(Data records for software interfaces)
----
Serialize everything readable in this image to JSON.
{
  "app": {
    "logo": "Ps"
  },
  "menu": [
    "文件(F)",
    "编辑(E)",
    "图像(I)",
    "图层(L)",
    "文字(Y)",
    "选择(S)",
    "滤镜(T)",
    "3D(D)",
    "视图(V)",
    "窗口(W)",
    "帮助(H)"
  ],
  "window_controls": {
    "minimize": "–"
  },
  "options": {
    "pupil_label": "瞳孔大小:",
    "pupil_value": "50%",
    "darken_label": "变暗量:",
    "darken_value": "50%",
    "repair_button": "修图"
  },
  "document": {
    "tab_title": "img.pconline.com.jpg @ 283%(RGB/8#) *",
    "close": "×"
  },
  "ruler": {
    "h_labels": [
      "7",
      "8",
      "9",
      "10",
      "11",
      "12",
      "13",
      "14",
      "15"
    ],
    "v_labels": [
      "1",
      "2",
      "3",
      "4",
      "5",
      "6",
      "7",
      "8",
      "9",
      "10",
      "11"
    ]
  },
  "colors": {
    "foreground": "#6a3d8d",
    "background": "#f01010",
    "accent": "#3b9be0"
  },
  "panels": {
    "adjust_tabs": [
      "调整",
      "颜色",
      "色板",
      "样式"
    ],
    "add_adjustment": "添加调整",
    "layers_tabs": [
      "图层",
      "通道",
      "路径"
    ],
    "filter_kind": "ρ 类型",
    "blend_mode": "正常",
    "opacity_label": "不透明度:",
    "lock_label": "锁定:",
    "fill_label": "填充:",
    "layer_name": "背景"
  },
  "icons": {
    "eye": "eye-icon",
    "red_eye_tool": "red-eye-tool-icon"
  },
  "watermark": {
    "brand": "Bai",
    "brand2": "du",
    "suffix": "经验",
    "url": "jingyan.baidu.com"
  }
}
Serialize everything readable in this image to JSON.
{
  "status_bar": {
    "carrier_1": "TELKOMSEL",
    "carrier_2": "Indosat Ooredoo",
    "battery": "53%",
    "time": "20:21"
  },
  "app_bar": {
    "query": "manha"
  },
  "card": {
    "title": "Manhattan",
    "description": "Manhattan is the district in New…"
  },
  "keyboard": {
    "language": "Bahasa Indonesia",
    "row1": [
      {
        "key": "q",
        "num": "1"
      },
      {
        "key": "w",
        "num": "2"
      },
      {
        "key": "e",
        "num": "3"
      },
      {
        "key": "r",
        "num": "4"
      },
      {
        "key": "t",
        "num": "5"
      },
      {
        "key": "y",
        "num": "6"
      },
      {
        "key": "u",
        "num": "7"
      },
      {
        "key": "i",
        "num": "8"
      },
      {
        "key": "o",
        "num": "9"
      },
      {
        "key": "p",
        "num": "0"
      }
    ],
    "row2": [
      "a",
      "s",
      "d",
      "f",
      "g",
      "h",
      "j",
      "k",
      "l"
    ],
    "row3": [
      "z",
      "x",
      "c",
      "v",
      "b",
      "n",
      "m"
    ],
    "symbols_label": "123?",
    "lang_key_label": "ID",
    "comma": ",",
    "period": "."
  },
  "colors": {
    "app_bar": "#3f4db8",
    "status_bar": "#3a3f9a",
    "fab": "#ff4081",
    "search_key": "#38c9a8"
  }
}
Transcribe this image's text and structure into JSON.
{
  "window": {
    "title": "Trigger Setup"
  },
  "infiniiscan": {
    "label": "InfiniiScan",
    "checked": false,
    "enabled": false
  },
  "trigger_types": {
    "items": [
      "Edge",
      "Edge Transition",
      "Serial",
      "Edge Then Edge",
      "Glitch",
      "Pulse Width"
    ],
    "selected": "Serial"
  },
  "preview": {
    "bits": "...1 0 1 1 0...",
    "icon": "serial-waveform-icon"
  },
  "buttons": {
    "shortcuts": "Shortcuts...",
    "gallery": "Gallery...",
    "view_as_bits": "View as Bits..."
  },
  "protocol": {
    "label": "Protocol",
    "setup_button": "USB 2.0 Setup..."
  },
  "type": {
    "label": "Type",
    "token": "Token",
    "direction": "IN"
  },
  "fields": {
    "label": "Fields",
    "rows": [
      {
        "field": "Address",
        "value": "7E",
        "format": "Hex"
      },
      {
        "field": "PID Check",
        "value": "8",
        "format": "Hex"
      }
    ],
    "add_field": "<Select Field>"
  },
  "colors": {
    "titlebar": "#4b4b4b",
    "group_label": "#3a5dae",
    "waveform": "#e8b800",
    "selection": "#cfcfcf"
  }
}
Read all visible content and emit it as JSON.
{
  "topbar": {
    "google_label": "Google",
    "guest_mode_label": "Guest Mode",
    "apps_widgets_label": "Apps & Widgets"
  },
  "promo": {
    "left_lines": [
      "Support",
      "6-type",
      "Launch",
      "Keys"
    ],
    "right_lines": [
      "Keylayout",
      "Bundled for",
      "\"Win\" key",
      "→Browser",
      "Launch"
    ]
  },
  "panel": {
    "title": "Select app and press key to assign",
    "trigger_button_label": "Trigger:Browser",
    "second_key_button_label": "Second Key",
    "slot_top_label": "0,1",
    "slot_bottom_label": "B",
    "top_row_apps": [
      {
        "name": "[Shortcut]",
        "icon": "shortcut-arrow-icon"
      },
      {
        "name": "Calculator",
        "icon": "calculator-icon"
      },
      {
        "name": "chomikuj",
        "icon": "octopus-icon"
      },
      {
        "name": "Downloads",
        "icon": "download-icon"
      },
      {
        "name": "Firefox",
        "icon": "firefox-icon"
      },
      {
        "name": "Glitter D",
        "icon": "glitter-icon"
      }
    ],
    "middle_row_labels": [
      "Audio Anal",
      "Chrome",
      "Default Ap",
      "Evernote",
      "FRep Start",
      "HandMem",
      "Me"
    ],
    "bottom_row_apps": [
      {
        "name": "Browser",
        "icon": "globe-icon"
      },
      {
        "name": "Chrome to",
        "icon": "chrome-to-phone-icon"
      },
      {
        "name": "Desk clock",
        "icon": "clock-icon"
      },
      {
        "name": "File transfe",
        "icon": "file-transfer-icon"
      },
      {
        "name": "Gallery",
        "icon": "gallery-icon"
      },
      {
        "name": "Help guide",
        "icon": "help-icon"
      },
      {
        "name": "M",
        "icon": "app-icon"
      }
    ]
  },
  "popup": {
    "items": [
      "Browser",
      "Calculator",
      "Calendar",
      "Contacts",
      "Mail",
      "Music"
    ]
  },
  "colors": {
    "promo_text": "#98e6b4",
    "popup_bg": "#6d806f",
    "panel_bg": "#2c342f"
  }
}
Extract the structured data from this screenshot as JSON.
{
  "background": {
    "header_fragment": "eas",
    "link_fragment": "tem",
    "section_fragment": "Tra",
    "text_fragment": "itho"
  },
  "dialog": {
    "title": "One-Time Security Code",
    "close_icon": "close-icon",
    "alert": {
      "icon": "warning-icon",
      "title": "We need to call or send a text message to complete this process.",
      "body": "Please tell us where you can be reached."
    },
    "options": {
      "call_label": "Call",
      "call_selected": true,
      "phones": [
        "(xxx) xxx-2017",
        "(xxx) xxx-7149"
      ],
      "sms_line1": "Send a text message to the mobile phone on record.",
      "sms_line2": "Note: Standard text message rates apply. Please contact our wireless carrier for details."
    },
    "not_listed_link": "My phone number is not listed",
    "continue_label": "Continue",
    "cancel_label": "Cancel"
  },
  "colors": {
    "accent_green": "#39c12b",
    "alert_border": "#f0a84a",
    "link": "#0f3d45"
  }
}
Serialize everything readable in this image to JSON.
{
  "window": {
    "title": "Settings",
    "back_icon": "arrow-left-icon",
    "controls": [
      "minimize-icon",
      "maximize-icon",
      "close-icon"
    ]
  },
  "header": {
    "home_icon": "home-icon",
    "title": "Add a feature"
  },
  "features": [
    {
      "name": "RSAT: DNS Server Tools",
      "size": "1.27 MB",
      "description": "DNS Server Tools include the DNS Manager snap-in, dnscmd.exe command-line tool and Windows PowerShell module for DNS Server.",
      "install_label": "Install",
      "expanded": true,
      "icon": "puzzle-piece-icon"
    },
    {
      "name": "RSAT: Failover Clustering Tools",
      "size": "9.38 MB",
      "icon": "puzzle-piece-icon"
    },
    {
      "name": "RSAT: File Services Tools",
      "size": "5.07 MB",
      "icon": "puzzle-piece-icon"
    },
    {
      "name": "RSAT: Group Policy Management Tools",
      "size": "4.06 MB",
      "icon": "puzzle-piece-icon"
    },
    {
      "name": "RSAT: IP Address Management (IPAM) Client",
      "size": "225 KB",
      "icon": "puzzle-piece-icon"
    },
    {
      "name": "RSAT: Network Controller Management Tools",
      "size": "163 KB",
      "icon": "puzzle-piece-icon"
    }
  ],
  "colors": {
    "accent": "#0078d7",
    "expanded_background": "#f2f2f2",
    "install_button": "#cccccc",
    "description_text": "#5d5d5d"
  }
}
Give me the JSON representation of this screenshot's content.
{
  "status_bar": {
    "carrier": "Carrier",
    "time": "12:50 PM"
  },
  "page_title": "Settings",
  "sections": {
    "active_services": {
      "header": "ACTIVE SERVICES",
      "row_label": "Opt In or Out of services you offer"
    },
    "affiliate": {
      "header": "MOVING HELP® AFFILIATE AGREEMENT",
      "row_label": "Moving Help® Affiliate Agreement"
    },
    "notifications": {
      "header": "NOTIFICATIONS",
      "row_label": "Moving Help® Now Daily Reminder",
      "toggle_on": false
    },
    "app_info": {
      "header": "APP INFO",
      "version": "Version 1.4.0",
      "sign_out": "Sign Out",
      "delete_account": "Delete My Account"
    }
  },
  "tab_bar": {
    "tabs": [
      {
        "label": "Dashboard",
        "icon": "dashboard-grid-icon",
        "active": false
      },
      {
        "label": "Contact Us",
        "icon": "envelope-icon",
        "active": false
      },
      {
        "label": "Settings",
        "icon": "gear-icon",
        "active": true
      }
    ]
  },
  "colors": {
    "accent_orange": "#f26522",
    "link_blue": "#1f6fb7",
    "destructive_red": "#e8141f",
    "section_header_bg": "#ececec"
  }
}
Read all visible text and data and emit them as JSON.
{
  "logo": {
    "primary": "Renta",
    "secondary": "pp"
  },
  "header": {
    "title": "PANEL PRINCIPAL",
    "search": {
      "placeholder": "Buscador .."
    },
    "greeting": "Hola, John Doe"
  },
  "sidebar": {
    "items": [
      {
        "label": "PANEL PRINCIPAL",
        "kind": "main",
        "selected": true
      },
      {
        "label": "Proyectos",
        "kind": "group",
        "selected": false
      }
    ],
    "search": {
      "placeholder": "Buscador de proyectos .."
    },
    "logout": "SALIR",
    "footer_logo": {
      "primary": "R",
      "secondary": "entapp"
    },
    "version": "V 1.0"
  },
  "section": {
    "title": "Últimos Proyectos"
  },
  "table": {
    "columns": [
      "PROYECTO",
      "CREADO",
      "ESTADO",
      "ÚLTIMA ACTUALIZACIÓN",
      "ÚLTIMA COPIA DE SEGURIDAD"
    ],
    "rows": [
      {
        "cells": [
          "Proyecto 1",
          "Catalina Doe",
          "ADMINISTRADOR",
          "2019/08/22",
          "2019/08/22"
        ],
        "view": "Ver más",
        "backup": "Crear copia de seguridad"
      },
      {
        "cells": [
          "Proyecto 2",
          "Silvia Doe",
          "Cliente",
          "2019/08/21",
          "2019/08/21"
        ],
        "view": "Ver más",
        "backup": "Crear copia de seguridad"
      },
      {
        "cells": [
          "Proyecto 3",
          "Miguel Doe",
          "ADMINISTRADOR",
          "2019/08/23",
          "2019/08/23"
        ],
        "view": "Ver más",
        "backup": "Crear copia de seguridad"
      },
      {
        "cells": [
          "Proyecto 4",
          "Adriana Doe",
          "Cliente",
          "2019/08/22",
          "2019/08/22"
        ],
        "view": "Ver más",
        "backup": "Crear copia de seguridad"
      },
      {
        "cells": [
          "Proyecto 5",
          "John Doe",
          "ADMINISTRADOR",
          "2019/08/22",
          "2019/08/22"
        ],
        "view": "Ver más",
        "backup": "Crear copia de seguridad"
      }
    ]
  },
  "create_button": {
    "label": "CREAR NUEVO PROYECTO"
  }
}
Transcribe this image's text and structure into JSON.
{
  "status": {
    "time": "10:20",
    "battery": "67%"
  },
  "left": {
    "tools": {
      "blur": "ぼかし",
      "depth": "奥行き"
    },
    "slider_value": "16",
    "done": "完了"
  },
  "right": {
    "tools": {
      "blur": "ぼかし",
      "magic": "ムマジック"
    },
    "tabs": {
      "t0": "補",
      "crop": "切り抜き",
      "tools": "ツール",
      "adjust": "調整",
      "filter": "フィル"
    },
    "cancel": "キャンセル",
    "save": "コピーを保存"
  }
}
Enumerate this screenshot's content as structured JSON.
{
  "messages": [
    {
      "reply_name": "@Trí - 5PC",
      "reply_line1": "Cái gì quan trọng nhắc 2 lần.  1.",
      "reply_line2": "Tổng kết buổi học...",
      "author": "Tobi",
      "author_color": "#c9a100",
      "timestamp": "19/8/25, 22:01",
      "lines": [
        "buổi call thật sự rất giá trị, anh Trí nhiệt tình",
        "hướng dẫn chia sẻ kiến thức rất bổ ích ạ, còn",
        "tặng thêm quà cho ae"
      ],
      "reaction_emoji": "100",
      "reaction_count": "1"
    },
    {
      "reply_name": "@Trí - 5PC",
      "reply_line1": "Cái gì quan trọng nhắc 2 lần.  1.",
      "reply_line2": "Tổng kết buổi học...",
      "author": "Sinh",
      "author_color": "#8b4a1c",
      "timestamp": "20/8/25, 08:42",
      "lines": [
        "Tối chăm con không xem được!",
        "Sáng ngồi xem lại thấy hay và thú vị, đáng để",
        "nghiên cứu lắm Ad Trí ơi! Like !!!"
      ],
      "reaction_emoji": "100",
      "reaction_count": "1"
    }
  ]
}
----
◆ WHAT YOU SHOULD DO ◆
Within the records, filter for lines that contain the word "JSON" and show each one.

◆ RESULT OF THE EXERCISE ◆
Serialize everything readable in this image to JSON.
Serialize everything readable in this image to JSON.
Transcribe this image's text and structure into JSON.
Read all visible content and emit it as JSON.
Extract the structured data from this screenshot as JSON.
Serialize everything readable in this image to JSON.
Give me the JSON representation of this screenshot's content.
Read all visible text and data and emit them as JSON.
Transcribe this image's text and structure into JSON.
Enumerate this screenshot's content as structured JSON.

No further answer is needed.